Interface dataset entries
--

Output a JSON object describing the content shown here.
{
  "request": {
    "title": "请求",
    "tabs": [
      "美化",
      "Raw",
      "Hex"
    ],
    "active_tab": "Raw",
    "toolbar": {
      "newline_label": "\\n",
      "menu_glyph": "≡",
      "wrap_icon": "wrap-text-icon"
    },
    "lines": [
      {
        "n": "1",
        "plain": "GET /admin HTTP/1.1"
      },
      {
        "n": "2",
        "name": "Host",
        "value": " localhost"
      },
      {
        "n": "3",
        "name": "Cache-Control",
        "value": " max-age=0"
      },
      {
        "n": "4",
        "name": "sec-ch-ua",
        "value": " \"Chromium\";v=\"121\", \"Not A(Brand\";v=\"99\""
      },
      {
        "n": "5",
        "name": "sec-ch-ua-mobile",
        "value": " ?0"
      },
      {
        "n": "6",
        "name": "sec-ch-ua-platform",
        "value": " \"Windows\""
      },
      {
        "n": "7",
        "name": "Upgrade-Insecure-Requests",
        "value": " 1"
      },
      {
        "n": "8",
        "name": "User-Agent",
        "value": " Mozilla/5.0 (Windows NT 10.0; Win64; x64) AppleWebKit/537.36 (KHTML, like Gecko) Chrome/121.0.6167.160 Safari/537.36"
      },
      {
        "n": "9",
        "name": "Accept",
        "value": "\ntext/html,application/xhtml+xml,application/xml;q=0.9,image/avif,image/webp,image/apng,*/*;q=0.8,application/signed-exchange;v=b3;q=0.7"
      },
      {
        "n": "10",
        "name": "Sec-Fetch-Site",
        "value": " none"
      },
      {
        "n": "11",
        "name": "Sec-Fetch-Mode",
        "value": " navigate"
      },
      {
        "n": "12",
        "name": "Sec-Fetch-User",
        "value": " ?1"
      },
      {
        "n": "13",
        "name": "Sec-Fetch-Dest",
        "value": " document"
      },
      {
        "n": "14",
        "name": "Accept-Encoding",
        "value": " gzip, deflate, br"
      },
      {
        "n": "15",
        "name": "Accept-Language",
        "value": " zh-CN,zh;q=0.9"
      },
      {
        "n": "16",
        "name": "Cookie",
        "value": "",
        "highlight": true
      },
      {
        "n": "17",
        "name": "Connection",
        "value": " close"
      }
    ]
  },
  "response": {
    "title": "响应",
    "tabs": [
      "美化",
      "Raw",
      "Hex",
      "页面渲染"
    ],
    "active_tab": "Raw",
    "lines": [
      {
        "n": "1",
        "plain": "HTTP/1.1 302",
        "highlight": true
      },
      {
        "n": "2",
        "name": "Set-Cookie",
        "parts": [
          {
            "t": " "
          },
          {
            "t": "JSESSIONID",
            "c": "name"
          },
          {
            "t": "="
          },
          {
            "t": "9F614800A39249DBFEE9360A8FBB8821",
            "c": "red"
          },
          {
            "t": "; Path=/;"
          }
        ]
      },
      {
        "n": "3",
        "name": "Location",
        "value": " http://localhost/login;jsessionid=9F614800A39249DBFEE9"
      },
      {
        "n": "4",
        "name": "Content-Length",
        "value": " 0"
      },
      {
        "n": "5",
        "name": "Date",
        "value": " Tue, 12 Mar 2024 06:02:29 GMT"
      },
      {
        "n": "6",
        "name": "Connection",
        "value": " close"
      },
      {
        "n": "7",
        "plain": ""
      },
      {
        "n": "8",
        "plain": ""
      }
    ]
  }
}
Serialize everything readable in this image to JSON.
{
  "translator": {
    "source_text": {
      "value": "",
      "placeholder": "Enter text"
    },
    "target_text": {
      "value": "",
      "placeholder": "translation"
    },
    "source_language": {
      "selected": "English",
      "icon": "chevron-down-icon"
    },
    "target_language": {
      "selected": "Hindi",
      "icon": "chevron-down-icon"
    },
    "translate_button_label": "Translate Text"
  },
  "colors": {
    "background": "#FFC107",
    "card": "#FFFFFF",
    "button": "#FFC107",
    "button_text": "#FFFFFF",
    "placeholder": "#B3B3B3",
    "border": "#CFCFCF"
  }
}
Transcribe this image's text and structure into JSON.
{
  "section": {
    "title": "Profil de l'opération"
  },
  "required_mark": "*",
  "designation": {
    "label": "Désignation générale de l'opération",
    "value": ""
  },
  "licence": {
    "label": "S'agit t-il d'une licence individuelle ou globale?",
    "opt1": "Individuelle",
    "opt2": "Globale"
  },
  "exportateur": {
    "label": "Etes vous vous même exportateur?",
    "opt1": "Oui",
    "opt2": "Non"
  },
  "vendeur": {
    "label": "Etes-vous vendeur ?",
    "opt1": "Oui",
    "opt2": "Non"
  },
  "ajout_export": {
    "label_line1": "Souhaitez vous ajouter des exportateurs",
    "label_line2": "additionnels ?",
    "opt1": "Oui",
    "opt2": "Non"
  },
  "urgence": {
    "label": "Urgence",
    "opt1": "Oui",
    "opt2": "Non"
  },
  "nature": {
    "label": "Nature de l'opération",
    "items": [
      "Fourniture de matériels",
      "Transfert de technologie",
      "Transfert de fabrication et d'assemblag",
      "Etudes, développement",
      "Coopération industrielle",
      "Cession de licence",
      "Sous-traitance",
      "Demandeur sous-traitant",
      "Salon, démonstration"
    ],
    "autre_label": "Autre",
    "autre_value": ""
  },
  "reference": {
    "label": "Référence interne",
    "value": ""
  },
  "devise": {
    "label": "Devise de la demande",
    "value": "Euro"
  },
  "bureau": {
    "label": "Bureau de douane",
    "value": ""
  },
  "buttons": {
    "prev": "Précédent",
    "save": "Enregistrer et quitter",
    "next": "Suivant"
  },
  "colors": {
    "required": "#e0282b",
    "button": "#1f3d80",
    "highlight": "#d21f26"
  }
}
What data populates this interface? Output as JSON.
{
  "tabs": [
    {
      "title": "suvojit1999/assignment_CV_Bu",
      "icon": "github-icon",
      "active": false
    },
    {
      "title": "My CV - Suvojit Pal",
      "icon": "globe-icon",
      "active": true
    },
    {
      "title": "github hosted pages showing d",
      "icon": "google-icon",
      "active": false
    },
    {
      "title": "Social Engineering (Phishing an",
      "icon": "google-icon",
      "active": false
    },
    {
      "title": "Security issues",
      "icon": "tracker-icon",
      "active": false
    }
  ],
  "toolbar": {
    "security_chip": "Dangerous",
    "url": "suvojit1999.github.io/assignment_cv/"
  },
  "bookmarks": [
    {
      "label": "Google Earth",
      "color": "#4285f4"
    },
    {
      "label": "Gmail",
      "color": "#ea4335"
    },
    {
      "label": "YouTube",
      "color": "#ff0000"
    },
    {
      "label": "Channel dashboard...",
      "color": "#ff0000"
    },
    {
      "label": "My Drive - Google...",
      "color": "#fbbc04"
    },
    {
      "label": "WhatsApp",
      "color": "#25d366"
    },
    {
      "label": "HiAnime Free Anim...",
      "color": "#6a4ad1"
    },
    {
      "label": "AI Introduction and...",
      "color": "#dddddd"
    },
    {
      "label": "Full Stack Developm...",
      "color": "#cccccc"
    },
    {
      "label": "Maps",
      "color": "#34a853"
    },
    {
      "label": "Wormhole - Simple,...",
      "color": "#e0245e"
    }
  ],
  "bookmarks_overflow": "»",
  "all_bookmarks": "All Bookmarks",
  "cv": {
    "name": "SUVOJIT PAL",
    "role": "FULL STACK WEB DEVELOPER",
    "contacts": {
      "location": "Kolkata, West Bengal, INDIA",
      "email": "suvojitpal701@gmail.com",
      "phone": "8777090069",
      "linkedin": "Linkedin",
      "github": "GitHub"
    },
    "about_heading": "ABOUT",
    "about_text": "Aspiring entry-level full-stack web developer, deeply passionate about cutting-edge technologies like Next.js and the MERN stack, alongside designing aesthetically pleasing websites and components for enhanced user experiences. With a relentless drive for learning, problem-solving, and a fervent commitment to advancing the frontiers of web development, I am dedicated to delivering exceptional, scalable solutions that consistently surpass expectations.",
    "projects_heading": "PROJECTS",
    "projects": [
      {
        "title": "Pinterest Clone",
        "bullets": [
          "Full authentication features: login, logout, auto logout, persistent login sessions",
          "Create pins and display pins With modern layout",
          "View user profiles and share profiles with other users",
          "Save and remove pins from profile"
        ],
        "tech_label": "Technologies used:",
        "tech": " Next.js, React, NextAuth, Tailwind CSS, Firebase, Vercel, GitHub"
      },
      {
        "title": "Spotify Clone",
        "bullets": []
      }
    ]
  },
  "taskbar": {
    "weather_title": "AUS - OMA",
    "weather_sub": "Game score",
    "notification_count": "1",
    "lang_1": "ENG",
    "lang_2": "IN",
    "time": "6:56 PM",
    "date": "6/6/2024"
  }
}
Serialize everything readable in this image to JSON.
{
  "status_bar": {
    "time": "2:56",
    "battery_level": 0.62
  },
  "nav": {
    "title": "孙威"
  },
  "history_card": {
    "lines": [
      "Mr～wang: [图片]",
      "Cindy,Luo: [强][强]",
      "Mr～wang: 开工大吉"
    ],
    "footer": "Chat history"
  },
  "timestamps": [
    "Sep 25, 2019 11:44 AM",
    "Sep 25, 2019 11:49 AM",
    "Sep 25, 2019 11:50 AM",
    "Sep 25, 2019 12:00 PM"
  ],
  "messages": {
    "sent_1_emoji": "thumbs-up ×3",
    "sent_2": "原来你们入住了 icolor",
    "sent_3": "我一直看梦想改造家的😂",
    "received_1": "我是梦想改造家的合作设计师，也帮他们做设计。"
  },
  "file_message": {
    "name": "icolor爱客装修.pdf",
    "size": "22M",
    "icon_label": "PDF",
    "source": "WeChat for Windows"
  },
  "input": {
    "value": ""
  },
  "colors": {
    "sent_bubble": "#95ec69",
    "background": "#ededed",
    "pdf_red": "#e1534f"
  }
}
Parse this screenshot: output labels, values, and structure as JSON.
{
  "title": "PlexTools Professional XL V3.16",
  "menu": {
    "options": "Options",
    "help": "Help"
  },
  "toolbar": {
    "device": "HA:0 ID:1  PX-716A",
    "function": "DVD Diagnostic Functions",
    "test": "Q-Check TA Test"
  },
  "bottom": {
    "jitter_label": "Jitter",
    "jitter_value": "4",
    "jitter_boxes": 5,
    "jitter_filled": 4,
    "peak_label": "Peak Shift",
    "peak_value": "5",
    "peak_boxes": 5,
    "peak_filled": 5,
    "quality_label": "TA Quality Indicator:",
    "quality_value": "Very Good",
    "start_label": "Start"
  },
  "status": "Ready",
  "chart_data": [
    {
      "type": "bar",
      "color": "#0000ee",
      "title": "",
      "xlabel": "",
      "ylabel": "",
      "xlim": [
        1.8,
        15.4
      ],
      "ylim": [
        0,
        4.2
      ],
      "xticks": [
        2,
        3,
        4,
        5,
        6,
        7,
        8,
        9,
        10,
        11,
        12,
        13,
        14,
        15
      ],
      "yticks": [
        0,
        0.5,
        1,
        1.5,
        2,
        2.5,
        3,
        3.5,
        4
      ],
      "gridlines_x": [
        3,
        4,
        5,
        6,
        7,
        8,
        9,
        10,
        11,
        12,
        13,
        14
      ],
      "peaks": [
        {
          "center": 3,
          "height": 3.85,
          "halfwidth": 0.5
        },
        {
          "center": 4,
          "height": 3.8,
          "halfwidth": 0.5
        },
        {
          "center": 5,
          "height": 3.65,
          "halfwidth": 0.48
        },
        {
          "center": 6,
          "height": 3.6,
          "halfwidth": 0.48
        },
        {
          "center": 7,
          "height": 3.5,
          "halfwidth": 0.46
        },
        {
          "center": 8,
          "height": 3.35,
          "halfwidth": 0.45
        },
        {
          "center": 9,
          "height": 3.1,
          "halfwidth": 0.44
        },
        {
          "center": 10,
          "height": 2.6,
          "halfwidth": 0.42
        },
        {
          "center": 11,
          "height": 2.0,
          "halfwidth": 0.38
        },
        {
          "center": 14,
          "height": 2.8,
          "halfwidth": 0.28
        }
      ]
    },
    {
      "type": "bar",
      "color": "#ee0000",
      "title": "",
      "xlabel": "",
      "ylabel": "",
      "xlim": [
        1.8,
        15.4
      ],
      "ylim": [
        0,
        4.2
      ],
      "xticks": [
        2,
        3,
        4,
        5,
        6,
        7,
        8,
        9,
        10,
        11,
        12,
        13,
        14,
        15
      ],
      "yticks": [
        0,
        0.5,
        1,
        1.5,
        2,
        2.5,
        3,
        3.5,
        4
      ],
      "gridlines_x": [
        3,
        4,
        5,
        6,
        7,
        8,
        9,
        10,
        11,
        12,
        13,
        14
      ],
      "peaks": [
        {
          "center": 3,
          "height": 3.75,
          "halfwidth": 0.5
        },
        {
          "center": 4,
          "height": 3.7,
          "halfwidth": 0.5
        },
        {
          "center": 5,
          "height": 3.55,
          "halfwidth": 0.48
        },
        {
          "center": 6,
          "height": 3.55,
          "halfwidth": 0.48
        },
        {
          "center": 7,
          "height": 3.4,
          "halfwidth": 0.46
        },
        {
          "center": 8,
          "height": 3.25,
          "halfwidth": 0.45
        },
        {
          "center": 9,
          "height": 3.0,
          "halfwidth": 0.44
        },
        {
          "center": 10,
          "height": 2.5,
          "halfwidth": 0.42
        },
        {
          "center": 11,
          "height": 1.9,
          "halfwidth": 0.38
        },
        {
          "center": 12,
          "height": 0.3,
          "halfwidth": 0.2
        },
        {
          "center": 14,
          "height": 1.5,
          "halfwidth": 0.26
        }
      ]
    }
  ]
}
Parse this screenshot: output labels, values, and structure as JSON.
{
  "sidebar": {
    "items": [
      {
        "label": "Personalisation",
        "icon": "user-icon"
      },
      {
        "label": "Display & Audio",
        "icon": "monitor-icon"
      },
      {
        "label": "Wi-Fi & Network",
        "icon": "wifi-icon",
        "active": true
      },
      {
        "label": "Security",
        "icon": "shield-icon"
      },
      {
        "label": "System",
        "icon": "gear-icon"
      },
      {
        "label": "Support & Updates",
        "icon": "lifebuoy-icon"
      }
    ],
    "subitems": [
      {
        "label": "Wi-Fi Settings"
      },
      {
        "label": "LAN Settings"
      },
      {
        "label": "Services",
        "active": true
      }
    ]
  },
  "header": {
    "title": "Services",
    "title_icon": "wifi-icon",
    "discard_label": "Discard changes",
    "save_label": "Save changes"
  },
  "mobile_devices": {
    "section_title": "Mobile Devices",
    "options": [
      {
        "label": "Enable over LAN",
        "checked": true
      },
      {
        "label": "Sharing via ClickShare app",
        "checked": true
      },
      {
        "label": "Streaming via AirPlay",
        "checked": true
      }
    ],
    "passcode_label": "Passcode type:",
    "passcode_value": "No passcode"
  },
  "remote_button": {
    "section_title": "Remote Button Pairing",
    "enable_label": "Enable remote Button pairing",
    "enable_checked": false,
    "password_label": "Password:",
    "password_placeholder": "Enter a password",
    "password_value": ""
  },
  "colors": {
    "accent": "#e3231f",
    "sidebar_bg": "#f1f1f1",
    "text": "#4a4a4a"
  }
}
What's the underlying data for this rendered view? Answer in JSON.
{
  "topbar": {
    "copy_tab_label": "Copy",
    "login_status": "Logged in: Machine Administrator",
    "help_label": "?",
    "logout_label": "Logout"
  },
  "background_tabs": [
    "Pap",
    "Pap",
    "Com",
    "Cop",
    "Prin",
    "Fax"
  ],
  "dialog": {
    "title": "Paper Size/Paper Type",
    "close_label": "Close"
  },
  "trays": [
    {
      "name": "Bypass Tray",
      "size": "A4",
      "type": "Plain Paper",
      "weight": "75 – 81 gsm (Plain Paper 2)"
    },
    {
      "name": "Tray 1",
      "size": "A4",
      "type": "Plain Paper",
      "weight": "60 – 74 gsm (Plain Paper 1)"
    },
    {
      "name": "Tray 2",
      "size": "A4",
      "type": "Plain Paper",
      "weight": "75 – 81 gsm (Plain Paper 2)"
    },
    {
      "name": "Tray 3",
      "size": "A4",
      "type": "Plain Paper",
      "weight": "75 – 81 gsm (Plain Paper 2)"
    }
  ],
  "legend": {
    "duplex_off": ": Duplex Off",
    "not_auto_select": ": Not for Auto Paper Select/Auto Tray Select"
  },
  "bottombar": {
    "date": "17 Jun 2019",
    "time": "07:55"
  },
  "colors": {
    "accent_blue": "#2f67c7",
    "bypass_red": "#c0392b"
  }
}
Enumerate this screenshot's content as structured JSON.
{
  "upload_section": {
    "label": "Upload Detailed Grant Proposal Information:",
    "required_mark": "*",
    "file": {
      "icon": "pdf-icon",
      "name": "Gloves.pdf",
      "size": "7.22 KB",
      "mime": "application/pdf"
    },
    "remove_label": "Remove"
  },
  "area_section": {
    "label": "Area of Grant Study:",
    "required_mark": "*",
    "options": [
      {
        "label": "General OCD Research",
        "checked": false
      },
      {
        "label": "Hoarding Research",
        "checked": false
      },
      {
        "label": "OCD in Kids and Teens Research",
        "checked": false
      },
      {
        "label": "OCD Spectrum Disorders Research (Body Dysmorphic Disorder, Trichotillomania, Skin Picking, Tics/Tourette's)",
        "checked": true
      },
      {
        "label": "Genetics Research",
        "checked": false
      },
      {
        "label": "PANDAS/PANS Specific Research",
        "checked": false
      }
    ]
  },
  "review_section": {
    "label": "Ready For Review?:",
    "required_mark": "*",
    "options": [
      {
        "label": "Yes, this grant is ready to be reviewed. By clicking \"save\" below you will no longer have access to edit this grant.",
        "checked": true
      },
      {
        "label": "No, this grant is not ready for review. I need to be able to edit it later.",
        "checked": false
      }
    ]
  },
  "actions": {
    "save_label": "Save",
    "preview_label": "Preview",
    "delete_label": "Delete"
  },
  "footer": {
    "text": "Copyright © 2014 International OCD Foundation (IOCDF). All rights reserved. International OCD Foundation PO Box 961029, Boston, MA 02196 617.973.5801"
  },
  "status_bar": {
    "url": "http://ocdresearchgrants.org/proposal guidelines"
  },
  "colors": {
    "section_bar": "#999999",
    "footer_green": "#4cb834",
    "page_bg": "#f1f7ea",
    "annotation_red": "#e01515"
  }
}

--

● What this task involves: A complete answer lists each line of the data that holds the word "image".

● Answer box:
        "value": "\ntext/html,application/xhtml+xml,application/xml;q=0.9,image/avif,image/webp,image/apng,*/*;q=0.8,application/signed-exchange;v=b3;q=0.7"
Serialize everything readable in this image to JSON.
Transcribe this image's text and structure into JSON.
Serialize everything readable in this image to JSON.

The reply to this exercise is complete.